Legendary coach of the Green Bay Packers, Vince Lombardi famously began the first practice of each season, by stating the obvious, “Gentlemen, THIS is a football.” Lombardi realized that success, on or off the field requires a thorough understanding of the fundamentals. This blog post is our first in a series dedicated to helping inventors make informed decisions by better understanding “intellectual property” in all its many forms. With that, it seems appropriate to begin this series with the topic we are asked about most…
Inventors, ”THIS” is a patent!
A patent is a legal mechanism for describing and protecting an invention by excluding others from making, using or selling it for a certain period of time. A patent application has numerous parts, but in this post, we will focus on the 3 most important elements of a patent:
The specification should describe how the invention works, what it is, and what it does. It is strongly advised to be objective and to not praise or overstate the capabilities of the invention in the specification. (save the praise for your sell sheet)
Patent claims can be difficult to understand, partly because they are written in a non-conversational style of English, similar to real-estate language in a property deed, such as “described herein is a property, bordered on one side by a . . . , bordered on another side by XXXX, and also bordered on its front side by Maple Street”. The purpose of a property deed is to universally convey to any interested party, exactly what is contained in a property and what is not. A key principle of deed language is that every person who reads the deed should have the exact same understanding of where the property is and who owns it.
Similarly, patent claims are (in a perfect world) supposed to convey the exact boundaries and scope of an invention, what is protected by the patent, and what is not. Unfortunately, this is not always the case. Very often, different readers of patent claims may all have very different ideas of what is protected and what is not.
As a patent attorney and former Examiner at the U.S. Patent Office, it has been my experience that the chances of obtaining a patent are in direct proportion to the length and detail of the specification and drawings. Shorter applications tend to be rejected more easily.
Patent drawings are usually simple line-drawings done in black ink on white paper.
A patent disclosure should show one of “ordinary skill in the art” (average skill in the relevant industry), how to make the invention.
A patent is not intended to be a bullet-proof vest that can protect an invention against all competitors. The U.S. Government does not enforce patents, and there are no “federal patent police”. In other words, having a patent is not a guarantee that competitors will not steal your idea or knockoff your product. Patents are merely one weapon in a much larger battleground of the marketplace, but more on that later. Stay tuned for a discussion on copyright.

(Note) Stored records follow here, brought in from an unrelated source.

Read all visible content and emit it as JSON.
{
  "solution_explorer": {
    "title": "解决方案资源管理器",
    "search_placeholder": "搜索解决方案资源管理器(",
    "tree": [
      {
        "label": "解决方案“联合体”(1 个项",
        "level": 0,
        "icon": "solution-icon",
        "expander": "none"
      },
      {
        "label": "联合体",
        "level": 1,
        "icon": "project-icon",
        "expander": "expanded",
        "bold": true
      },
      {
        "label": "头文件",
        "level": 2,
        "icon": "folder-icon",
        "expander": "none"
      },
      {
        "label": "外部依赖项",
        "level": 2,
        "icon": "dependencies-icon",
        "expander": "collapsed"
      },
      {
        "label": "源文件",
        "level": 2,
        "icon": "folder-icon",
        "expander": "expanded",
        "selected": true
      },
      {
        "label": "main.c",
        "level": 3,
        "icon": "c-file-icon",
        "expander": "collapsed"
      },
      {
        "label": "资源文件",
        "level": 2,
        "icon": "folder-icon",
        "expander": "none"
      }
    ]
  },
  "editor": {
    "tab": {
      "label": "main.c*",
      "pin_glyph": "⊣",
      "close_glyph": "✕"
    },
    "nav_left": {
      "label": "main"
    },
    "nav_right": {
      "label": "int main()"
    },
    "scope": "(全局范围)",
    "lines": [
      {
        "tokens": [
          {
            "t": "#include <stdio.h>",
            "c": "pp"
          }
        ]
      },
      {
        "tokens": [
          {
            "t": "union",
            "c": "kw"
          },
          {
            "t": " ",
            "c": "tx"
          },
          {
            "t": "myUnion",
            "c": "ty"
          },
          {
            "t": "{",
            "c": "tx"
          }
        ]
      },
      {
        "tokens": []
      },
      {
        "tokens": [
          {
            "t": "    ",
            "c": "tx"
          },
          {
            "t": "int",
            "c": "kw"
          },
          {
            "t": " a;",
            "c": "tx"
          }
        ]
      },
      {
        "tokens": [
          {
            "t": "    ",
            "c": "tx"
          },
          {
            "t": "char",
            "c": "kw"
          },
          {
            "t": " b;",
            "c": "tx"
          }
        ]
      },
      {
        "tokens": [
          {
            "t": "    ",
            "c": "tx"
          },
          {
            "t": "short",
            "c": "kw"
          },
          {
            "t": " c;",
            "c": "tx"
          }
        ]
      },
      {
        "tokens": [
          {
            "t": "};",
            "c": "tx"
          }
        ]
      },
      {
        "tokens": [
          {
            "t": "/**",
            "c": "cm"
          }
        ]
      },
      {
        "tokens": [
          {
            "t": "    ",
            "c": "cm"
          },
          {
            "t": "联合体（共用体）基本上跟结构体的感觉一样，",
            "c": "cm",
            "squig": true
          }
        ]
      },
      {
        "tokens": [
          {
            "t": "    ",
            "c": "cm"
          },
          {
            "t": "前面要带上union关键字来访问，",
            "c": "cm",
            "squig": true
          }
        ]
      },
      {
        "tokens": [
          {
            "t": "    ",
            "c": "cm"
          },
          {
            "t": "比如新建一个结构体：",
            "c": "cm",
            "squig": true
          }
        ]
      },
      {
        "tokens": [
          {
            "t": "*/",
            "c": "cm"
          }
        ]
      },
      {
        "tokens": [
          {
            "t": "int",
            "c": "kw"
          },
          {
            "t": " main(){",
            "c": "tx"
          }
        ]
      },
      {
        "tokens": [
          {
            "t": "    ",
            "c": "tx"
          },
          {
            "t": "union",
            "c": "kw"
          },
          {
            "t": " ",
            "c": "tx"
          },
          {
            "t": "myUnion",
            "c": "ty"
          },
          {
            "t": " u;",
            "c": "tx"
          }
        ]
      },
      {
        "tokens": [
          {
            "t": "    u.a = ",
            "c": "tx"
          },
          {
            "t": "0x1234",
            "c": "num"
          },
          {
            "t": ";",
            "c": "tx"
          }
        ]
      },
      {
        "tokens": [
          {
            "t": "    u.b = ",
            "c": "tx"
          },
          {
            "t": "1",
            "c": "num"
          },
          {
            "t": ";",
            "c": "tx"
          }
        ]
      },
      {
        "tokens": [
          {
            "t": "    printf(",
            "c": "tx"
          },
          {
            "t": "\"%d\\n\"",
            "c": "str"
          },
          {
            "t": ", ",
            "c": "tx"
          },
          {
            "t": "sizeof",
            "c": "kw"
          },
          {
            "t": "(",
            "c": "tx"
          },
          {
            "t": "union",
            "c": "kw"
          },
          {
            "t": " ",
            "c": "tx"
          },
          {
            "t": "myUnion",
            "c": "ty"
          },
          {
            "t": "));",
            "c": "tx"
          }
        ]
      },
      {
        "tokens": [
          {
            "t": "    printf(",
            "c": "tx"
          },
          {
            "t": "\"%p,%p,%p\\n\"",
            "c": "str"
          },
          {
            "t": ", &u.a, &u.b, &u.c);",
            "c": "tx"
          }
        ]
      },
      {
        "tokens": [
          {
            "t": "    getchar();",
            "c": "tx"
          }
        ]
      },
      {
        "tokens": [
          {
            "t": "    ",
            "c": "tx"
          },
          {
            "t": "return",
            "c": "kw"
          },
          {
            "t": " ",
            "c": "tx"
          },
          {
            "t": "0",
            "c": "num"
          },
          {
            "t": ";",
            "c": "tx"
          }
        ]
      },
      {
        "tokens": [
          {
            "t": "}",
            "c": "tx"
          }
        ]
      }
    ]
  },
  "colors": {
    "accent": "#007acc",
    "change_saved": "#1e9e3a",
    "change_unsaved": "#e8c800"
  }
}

Chris Tanner is a registered patent and trademark attorney, and former U.S. patent examiner. Chris has worked with hundreds of inventors and small companies, and has been involved in the prosecution of more than 1500 patent applications. Contact Chris at firstname.lastname@example.org YouTube.tannerpatent.com